Gora Kadan-The Japanese Royal Treatment
It is difficult for me to put our experience at Gora Kadan into words. I heard about this place from a friend in the travel industry that explained this to me as the quintessential Japanese experience. As soon as we arrived it was hard to miss the countless Bentleys and Rolls Royces parked out front. Upon check in, we were introduced to our room attendant that would be dedicated to serving us during our stay. Yumi was extremely dedicated in providing us the highest level of service. She anticipated our every need. She walked us to and from our meals, she made suggestions for activities to do with the kids, she served us all of our meals herself, she prepared our room and beds while we were eating dinner, she swapped out our floor table when she saw how tall Adam was, for a western style table with chairs, she made sure every detail was perfect.
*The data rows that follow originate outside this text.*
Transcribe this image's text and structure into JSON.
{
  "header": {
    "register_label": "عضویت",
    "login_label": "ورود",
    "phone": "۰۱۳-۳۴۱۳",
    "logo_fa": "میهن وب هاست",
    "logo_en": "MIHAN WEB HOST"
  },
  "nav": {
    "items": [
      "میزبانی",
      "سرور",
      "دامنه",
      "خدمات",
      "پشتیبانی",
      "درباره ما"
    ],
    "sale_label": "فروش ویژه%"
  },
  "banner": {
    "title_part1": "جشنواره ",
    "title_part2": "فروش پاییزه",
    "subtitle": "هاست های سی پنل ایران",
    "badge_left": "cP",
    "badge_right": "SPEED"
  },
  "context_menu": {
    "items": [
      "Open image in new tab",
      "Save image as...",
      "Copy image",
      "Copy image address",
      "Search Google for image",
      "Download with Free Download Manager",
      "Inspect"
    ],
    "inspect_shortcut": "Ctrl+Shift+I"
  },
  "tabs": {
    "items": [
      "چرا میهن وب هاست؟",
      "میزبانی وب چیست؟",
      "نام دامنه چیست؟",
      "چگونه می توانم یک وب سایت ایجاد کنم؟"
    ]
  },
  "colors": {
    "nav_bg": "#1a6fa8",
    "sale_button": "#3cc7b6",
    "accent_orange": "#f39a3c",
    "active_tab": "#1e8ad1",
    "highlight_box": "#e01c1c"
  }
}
At Gora Kadan, the food is a special experience on its own. For dinner, the restaurant offers the traditional Kaiseki meal. Kaiseki is the pinnacle of Japanese cuisine where a chef takes the freshest ingredients of that season and presents them in beautiful small dishes to deliver the perfect synergy between cuisine and artistic expression.
Now if you are visiting Japan and you are not an adventurous eater, this probably will not be for you. Adam and I consider ourselves adventurous and open minded and there were a few things on the menu that even we could not get down with. (Like the whole fish that was served broiled (sounds great!) but Yumi instructed us to eat the whole fist from head to tail, with literally the bones and organs still inside. Yea that was not our favorite). Also, by looking at the food, it definitely looks like a work of art, but yet you will probably not be able to identify what anything is! Thats why having a (an english) menu is so helpful.
Another cool aspect was that the experience and rooms are created to allow you to never leave your room. (Great for Covid!) Yumi offered to set up all of our meals inside our room. (She even replaced our table that was low to the floor with pillows as chairs for a taller table when she realized that Adams hips were definitely not going to let him get down on the flood cross legged). We chose to have dinner in a private room because cooking the beef on the grill would be a bit smokey. This picture is of us enjoying our beautiful *Western* breakfast, which we were so delighted to have. The Japanese breakfast of fish and miso soup isn't our favorite either.
Another highlight of the hotel is the Onsen. The showers, the hot tubs, the hot spring, the sauna and cold tub, all were beautiful and zen. My favorite part about this was that Adam was finally able to take the kids to the Onsen. Lots of my local friends told me their kids love the Onsens and love to go in and out of the hot and cold tubs etc, but since it is all done in the nude, I have never been able to take my kids to the Onsen. This was the first time that Adam was there, and they enjoyed it together. Nakedness and showering in a bath house is very common in Japan. Its definitely something that takes a while to get used to. For the first couple of times when I just came to Japan, I would find myself walking around covering up with a towel. After a while you get used to it, but Adam still will not take the kids in the Onsen if there is anyone else in there. (He still thinks its weird for little kids to be around naked adults, even if it is something super common in Japan and Japanese culture.)
While we were at dinner and then the Onsen after dinner, Yumi rushed into the room to set up the "futons" for the kids. In America we think of futon as like a couch, that folds into a bed, usually found in college dorm rooms or frat houses. Here a futon is a thin mattress that goes on the floor for kids (or adults) to sleep on. Check out this example of one of the standard rooms in the hotel with beds on the floor:
Adam was scheduled for an in-room Shiatsu Massage at 9:30 pm, and the futons in the room were where the location for them. It was the perfect night cap after that huge dinner and trip to the Onsen. He said it was one of the best massages he'd ever had, and that means a lot from a guy that gets a massage almost every day at the baseball field.
Overall, this is definitely an experience I would like to share with my friends and clients, so if it fits your budget, you should definitely come experience this little slice of heaven :) These types of hotels tend to charge a per person rate for the room (since it includes the meals). I believe for the 4 of us it was about $2,800 (including the wagyu beef upgrade). Shhhh don't tell Adam, he probably doesn't read my posts anyway ;)
Check out this video of some of our highlights from our stay: